The start-up screen shows when GPS has a lock and heart rate (from the watch’s oHR) has been found, a teaser of the map, and the options for sports modes, plus a few options available (such as use of tones and vibration, as well as always-on screen).
In recording, there are screens for the data being recorded, a screen with a graph, and the map screen. In many sports modes, the screens can be swiped through or changed via the middle button (in water sports, the touchscreen gets deactivated – as it should be).
Even the battery-saver standby screens for the app’s real screens (shown if you are not using the always-on screen) are instructive; they show what screen the watch is on and what actions the buttons are mapped to.

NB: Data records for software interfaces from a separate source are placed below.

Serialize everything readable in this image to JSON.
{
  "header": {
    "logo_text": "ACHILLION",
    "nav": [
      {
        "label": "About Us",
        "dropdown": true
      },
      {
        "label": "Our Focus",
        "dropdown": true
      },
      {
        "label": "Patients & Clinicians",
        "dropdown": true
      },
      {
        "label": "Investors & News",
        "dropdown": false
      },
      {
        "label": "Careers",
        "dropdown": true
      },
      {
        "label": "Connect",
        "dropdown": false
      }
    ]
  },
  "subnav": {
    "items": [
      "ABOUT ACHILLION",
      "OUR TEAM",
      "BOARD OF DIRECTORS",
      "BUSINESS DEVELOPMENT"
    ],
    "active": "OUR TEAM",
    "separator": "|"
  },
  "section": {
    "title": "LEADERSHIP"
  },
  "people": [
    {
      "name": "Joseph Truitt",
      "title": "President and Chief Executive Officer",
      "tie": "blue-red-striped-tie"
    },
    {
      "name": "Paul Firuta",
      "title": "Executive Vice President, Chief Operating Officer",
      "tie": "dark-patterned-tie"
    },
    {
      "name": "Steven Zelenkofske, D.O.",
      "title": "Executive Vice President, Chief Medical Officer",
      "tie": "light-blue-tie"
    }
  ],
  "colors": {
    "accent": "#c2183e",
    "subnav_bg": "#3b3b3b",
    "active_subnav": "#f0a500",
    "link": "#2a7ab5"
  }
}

Data recorded gets synced into the Suunto app (as in, smartphone app) so that it is right there for the analysis that provides.
From the Suunto app, of course, the data can get synced with all the Suunto partners, as usual.
So, while daily tracking data is going to Google Fit (at least for now?), which also shows the activities is has recognized, true sports data goes into one’s Suunto data, as it should.
The maps that the Suunto app shows come from Mapbox / Open Street Map, which is utterly fantastic.
Those maps are my favorites because they are available for – more or less – everywhere, with topo lines and many trails in their “outdoors” view.
They are, thus, both good looking and actually useful – and you do not have to pay for topo maps, if they are even available for your area and on your device.
This alone makes me a big fan of WearOS and an implementation like Suunto’s here!
On the maps screen in the Suunto app, one does already get a breadcrumb track of the recorded path. Routes are not available, but this may well be a “not yet.”
There is no automatic guidance from the map, no points of interest or anything like that, but frankly, I am happy it is this way.
I’ll rather have a topo outdoors map that helps but still needs me to decide where to go myself. Making oneself dependent on a map for actual routing, that’s ill advised. For the same reason, by the way, for which the heatmaps’ usefulness of course depends on how correctly the data they were based on was recorded.
Sports and Life – Combined
I don’t usually want to repeat the marketing language of a brand, but it is worth it for the Suunto 7. The claim I have seen is that it is for “sports and life – combined,” and this is indeed where it has gone.
For the next ultra, I will still take the Suunto 9 (if not a competitor’s device); there are good sides to all the sports and outdoor watches I am trying out…
In overall usefulness to daily life and work as well as sports, though, it’s Suunto 7 ftw!